This is the first film you’ve directed that you haven’t written. How did that happen?
The Producer (Jeff Miller) already had a great script (that he had written with Jason Ancona) that was ready to shoot. So I was hired on just as the Director and Cinematographer.
Is it more difficult bringing someone else’s story to the screen?
It certainly is. But difficult tasks aren’t things to be avoided. In this case, I was doing a more light hearted kind of movie than I’ve ever done before. But that’s also what made it interesting.
Was Danny Trejo attached pre-financing or did he come on later? I imagine his name would definitely help bump up the appeal to investors?
We approached his agent after we had financing, but we knew it would help the appeal of the film. Either way we were going to have a recognizable in the film, we were just lucky enough to get our first choice.
How many of the other cast members did you select yourself? Were they all the rest of auditions?
Most of them were actors who auditioned.

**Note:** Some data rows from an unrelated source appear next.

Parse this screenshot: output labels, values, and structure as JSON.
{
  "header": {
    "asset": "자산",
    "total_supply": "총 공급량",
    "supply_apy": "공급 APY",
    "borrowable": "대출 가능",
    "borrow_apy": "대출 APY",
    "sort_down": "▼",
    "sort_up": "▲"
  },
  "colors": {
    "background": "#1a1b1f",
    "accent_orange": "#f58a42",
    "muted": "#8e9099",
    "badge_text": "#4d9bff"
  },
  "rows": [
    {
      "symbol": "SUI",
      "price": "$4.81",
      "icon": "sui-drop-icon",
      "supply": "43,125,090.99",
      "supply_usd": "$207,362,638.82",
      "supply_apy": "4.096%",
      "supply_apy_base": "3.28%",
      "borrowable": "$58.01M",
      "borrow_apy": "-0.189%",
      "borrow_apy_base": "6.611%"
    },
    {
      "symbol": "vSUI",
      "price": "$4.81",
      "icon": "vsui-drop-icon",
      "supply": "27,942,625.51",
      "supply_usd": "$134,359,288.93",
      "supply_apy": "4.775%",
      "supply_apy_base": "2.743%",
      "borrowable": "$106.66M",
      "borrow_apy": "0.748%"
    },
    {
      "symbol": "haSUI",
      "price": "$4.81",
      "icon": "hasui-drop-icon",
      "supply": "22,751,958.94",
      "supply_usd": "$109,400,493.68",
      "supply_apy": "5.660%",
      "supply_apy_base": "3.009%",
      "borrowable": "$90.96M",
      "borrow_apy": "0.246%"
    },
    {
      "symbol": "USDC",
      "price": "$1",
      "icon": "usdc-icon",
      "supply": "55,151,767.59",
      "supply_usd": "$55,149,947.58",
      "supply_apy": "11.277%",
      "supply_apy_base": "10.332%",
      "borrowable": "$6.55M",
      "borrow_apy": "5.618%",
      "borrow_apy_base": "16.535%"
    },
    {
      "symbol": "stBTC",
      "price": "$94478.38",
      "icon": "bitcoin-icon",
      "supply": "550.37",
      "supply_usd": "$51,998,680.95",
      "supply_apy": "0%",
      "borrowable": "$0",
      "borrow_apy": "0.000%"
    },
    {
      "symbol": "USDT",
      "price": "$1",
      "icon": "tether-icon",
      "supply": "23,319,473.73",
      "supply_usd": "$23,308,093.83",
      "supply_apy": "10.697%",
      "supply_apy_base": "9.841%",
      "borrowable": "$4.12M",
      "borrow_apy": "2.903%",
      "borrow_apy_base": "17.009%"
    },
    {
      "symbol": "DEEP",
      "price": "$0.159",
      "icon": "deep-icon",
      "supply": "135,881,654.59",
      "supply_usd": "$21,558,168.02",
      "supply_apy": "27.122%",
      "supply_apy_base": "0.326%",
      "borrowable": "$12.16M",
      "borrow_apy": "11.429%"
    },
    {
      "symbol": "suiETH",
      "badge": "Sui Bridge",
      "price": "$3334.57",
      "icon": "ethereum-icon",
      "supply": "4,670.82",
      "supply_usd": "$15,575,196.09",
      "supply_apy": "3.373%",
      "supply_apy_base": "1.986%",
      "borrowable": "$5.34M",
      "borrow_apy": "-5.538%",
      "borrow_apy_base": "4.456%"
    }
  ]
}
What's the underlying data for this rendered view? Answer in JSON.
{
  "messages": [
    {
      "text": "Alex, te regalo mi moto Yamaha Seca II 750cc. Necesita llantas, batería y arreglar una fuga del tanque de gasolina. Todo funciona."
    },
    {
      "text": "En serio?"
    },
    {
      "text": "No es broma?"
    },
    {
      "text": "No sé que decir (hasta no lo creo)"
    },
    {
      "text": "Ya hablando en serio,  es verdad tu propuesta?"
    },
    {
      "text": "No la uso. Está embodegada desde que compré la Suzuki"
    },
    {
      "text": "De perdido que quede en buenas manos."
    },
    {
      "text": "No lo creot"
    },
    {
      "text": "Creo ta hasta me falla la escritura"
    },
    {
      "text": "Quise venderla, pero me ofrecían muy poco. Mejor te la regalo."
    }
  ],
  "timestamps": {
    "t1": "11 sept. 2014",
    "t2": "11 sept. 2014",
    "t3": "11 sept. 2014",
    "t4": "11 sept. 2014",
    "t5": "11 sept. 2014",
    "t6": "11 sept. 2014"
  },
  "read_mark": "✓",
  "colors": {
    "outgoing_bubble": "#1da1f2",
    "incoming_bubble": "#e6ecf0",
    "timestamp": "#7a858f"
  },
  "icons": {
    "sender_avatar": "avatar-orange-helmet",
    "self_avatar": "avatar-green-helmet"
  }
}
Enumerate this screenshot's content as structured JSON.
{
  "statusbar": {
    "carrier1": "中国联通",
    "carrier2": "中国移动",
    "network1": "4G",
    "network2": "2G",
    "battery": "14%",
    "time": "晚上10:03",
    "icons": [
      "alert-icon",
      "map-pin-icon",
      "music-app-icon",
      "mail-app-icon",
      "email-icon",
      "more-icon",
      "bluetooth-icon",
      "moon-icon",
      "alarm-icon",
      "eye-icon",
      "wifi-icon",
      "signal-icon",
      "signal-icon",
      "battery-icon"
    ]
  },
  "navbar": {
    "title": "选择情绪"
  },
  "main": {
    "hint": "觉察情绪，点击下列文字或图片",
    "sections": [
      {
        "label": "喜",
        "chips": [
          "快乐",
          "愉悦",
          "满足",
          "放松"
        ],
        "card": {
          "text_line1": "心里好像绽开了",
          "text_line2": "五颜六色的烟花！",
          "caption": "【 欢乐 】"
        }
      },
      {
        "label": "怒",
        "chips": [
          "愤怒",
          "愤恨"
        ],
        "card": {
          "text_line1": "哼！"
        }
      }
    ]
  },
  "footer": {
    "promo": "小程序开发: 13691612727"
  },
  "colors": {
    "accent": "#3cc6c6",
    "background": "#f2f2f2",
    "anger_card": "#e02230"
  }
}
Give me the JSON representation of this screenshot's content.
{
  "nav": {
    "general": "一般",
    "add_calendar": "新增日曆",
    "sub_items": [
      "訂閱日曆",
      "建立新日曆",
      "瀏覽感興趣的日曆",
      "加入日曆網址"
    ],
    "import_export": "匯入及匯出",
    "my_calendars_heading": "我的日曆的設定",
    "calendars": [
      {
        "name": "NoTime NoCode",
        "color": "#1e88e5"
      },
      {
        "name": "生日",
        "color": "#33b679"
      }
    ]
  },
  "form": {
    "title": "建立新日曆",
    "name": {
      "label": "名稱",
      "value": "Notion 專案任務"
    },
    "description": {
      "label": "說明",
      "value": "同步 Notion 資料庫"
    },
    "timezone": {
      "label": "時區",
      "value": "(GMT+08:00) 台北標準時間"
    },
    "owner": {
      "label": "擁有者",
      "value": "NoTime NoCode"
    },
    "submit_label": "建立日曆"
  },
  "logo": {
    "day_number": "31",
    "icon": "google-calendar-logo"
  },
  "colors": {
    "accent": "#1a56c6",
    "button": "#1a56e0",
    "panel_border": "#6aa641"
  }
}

I told the producer which actors I preferred based on the audition tapes. Then it fell to the producer to negotiate with the actors. In the end, what surprised me the most was how good all of the actors turned out to be. Even the few that I didn’t choose turned out to be great. Thanks in great part to our casting director Mark Sikes.
‘They’ say horror or science-fiction films are generally an easier sell to distributors. Was that your experience on this one?
Usually yes, but at the moment the market is over flooded with Horror and Sci-Fi indie films so I’d have to say no. Unfortunately I like making horror and sci-fi movies so I’ll continue on doing what I do even if it’s a little crowded out there. And what’s worse is, according to the statistics, only about 4% of all indie films get picked up by a distributor, and then even fewer make a profit, so it’s a crazy business to be in regardless.
How much of the film’s effects were practical vs. CGI?
I like using practical FX. Period. Of course when it comes to erupting volcanoes you have to go with CGI. So the supernatural and volcano scenes were CGI and the blood and guts were mainly all practical FX. But I was pleasantly surprised with the quality of the CGI Volcano eruptions. They turned out very well.
Does VOD open doors for independent film, in your opinion?
VOD is like any other platform in show business. The best Business man will always come out on top . Most film makers are artistic people and not very business minded. Myself included. So if an indie film maker has a good business partner, then he or she will do well with all of the vendors. But it’s not as if VOD is some kind of open and fair showcase. It’s just more of the same. Just like with music. Everyone thought that the internet would help unknown musicians get a shot but it’s all about which artists have the best company backing and press agents. It’s the same with VOD and filmmakers. And there are some really good films on VOD which get lost in the shuffle and are practically impossible to find.
Is there a potential sequel in the works?
I think this is a standalone movie but the writers are pretty inventive so they might have something up their sleeves.